DATA Block Start
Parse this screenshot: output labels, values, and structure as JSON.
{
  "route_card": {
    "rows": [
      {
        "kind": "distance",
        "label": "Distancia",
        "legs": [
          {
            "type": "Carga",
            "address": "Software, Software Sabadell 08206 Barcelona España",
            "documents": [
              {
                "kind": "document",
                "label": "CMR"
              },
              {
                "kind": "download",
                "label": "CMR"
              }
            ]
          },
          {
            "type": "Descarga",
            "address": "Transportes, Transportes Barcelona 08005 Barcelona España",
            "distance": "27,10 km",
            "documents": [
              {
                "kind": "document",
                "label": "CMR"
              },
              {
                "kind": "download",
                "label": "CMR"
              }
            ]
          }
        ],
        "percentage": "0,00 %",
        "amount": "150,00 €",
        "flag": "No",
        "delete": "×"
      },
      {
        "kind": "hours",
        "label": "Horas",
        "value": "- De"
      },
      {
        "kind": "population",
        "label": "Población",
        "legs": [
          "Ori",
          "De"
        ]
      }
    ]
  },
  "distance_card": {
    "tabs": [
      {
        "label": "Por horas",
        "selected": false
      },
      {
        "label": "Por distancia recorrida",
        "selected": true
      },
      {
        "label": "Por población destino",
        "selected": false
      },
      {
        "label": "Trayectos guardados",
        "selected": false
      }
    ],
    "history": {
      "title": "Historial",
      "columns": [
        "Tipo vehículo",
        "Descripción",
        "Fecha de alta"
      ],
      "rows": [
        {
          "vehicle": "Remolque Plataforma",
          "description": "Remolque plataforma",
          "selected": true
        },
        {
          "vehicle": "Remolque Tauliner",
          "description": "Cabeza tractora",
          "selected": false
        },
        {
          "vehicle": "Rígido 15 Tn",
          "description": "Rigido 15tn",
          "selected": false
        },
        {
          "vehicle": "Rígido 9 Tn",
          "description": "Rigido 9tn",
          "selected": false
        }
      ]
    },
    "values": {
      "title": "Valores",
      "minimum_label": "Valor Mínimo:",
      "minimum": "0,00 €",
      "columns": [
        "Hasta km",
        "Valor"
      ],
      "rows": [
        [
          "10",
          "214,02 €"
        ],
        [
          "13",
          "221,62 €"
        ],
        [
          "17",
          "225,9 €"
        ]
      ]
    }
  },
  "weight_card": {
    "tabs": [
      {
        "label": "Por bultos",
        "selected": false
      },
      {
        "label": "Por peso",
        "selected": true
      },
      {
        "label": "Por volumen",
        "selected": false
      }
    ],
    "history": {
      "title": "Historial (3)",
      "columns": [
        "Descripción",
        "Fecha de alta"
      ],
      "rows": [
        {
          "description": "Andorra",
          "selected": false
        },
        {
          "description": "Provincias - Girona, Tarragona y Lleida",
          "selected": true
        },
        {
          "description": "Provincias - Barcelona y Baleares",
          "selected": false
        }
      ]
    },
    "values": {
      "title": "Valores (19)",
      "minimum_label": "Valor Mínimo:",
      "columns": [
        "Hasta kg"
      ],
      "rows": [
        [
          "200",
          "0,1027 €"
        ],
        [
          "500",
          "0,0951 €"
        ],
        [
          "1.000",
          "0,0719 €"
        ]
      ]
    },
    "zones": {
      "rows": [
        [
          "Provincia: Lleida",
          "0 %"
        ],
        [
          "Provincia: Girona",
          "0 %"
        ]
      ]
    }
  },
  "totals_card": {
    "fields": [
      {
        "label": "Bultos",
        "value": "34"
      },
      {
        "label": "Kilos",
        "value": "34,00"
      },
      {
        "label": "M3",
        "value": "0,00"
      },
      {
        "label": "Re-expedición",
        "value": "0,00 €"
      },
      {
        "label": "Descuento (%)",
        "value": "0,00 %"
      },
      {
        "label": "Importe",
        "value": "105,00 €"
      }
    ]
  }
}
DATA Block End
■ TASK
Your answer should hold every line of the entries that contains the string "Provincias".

■ COMPLETED TASK
          "description": "Provincias - Girona, Tarragona y Lleida",
          "description": "Provincias - Barcelona y Baleares",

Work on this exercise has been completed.